The city of Vancouver also has the advantage of being a peninsular city and therefore there were natural boundaries for the trolley bus system when it was introduced in the late 1940s. This has kept trolley buses confined to the city, except for one route, which travels about three-quarters of a mile into the city of Burnaby. The majority of the corridors served by trolley buses — nine of the 14 — run north-south; four run east-west and one more runs diagonally, northwest to southeast. Furthermore, Vancouver has a strong city center, and did not introduce extensive one-way streets or new freeways, so the original network of routes has remained largely intact.
Not all of Vancouver’s trolley bus routes are served solely by trolleys, so it’s not possible to get an accurate figure on the number of passengers they carried in 2006, but buses based at the Oakridge Transit Center, where all the trolleys are located, recorded 90.7 million boardings — the equivalent of more than 72.5 million car trips.

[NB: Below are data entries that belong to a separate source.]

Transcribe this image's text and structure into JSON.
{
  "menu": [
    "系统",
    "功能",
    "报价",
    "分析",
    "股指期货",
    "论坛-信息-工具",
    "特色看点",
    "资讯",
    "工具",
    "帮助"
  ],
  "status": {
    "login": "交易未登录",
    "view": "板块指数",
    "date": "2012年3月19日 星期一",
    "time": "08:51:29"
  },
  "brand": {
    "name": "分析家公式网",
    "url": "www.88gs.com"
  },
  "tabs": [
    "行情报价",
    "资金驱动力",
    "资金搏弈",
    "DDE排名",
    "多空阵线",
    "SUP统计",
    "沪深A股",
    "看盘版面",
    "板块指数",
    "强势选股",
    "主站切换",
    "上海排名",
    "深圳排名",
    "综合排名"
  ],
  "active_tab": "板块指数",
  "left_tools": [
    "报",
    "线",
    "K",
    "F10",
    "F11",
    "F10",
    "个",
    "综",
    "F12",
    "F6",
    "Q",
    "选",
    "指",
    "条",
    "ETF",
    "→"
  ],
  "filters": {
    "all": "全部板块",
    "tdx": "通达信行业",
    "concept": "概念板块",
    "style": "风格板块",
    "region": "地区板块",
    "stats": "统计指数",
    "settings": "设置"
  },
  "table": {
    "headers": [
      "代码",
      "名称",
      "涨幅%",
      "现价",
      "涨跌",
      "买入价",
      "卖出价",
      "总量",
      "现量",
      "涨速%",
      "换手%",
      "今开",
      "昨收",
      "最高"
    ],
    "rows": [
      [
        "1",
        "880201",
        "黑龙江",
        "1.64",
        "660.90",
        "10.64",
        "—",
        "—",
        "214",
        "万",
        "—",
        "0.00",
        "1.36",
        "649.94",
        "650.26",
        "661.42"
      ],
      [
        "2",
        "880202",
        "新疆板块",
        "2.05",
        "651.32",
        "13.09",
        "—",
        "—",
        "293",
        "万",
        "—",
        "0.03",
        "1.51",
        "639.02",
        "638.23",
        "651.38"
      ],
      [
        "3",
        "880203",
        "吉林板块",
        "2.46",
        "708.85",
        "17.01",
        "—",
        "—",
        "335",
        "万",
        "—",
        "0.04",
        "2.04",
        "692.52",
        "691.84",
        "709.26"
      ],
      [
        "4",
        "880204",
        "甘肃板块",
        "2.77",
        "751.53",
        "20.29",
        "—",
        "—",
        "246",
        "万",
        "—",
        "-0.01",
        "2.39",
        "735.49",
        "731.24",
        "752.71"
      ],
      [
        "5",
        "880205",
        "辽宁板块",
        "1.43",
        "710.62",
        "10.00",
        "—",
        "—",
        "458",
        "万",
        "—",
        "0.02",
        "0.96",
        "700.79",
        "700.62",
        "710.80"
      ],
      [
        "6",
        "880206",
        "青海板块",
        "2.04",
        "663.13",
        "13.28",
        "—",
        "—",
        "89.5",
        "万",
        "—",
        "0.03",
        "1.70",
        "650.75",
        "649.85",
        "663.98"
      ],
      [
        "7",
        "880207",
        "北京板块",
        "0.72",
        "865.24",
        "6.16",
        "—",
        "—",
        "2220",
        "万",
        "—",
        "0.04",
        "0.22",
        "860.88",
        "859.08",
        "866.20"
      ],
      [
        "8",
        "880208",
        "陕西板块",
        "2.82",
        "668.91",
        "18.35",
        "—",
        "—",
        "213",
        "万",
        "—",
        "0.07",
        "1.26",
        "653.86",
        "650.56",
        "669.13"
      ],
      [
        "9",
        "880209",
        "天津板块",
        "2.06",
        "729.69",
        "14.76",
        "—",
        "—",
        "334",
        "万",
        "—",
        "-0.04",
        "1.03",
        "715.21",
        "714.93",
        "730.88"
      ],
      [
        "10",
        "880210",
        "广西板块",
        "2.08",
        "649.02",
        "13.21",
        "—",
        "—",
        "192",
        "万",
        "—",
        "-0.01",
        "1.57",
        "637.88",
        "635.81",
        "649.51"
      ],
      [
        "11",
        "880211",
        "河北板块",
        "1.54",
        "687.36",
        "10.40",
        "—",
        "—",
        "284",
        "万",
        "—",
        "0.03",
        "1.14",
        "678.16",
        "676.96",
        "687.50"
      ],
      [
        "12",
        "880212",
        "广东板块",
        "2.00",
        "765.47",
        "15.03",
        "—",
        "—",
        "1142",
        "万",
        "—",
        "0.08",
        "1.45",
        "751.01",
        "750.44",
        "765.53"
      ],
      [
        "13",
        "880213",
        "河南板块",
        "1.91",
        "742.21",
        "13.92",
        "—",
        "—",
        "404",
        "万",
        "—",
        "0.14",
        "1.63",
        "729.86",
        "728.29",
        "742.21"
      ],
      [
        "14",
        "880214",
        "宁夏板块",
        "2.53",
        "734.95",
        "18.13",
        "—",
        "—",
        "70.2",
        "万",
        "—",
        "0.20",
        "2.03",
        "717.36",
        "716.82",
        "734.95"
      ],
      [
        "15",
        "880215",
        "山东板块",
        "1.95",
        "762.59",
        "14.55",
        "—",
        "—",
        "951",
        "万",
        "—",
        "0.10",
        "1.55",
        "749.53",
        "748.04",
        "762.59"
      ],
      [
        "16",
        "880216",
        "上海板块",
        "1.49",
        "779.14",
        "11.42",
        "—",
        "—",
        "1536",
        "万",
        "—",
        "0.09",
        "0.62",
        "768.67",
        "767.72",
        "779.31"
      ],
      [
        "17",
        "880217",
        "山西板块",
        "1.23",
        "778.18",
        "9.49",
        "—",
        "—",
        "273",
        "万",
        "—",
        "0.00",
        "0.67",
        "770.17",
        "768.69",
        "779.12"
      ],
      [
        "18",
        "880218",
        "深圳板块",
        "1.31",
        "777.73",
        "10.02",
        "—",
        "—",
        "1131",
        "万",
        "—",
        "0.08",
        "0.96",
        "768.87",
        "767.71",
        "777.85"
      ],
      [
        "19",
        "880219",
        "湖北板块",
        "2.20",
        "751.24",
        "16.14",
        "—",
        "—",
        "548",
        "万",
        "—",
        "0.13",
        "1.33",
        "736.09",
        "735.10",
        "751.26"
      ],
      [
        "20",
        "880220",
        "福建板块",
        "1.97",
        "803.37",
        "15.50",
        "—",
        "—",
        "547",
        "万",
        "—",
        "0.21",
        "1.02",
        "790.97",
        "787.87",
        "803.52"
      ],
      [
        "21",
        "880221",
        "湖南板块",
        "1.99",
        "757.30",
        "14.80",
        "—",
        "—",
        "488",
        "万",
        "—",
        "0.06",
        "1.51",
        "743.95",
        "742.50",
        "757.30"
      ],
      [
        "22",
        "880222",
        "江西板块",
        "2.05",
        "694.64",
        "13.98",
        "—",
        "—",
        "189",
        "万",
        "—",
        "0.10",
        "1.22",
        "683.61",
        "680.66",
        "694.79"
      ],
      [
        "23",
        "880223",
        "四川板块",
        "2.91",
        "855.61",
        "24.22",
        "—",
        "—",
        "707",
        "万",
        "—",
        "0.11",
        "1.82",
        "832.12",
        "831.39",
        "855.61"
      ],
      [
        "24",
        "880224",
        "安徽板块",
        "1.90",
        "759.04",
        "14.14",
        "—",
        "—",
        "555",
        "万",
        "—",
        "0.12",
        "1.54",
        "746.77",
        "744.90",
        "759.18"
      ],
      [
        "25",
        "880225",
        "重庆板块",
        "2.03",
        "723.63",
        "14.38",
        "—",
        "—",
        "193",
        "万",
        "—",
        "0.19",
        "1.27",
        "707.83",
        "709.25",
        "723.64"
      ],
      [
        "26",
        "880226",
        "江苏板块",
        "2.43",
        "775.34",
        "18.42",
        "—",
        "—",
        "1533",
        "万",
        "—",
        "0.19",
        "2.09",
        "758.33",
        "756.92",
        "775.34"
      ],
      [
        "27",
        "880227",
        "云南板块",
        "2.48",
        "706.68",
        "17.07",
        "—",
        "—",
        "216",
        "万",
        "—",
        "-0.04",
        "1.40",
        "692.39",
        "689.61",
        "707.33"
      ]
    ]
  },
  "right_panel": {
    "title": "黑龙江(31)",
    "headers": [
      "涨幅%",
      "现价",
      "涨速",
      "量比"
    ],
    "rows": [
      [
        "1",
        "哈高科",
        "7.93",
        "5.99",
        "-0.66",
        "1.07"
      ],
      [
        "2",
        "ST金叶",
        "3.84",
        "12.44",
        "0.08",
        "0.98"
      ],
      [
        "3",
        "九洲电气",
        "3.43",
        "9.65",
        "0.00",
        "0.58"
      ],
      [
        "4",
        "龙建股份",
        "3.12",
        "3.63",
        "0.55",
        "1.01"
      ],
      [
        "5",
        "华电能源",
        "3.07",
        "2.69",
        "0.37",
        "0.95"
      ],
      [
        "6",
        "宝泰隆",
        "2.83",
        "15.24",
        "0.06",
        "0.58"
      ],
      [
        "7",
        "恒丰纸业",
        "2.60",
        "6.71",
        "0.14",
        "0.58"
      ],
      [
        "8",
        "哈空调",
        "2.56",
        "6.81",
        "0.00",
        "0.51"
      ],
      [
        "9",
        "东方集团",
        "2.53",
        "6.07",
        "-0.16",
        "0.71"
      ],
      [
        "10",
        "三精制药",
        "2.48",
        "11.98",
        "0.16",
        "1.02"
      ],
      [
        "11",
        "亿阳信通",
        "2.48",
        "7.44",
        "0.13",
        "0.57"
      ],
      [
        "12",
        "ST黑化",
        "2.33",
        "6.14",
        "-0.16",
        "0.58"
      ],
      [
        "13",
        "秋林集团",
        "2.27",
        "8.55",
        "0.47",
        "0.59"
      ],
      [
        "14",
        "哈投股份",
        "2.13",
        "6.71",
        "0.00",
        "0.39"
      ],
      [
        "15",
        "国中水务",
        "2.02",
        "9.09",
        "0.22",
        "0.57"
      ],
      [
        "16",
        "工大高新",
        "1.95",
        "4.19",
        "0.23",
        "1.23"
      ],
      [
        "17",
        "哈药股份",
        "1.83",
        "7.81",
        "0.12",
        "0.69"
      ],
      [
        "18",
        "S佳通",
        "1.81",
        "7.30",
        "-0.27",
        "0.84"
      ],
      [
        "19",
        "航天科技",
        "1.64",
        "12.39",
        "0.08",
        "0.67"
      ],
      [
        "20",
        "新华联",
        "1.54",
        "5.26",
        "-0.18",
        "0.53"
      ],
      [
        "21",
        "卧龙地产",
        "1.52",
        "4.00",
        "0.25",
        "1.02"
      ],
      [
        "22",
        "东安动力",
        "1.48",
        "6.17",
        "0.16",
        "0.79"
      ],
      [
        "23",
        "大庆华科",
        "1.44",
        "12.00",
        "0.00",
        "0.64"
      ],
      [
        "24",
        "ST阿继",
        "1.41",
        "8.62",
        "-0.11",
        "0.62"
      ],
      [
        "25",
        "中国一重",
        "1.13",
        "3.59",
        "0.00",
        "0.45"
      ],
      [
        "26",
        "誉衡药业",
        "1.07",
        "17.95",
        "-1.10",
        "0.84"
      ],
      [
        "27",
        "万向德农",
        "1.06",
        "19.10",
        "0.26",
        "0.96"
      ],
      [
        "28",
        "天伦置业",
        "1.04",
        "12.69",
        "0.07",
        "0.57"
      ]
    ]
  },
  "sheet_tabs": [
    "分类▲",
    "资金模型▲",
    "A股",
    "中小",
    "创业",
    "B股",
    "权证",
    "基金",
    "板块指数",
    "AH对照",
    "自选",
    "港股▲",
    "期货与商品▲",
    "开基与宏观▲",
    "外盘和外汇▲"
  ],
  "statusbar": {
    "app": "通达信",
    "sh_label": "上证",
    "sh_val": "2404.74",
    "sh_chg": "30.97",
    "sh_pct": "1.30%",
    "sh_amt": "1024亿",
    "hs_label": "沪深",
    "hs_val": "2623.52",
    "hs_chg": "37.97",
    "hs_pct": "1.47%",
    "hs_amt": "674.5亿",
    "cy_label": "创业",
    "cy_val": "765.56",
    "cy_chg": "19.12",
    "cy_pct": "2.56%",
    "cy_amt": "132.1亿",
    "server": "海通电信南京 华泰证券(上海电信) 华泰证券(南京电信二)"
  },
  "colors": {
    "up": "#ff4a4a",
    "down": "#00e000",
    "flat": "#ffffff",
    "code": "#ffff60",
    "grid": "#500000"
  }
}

One drawback to trolley buses is the fact that they are literally tied to their overheads. That means that if there’s a traffic problem, they’re often stuck in it. The new New Flyers have a more powerful battery-powered auxiliary motor, which allows them to have their poles pulled and skirt around things that encroach on their lanes, but those motors are only designed for short bursts, perhaps as far as three-quarters of a mile (1 kilometer), depending on grade and loading. This means they cannot re-route for long distances or at a moment’s notice the way diesels can. Dedicated bus lanes and traffic signal priority do help in getting buses past heavy traffic, and these are being phased in on some major routes.
Increasing traffic congestion has put the brakes on any expansion of the trolley system as the Greater Vancouver region has grown. Growth over the past 30 years has been phenomenal, from a population of 1.1 million in 1976 to 2.1 million last year. That spread has been eastward, onto large expanses of what had been farmland. Expanding trolley service to meet that growth would have incurred prohibitive costs.
Furthermore, because of the dynamic nature of the region’s growth due to changing neighborhood patterns and traffic disruptions caused by building construction or road upgrading and maintenance, conventional buses (diesel, with a few dozen compressed natural gas buses and a handful of experimental alternative-fuel buses) provide the best flexibility for service delivery.
Aside from their electric tether, trolley buses are also susceptible to power outages. Since they run on separate DC power, their power source is generally different from that of BC Hydro’s regular customers, but on rare occasions, service is shut down by a normal BC Hydro outage. However, trolley overheads are susceptible to their own problems. They can be brought down by snow-laden tree branches, wind or a traffic accident. This past winter, the collapse of several trees knocked out trolley service to the University of British Columbia for more than a week.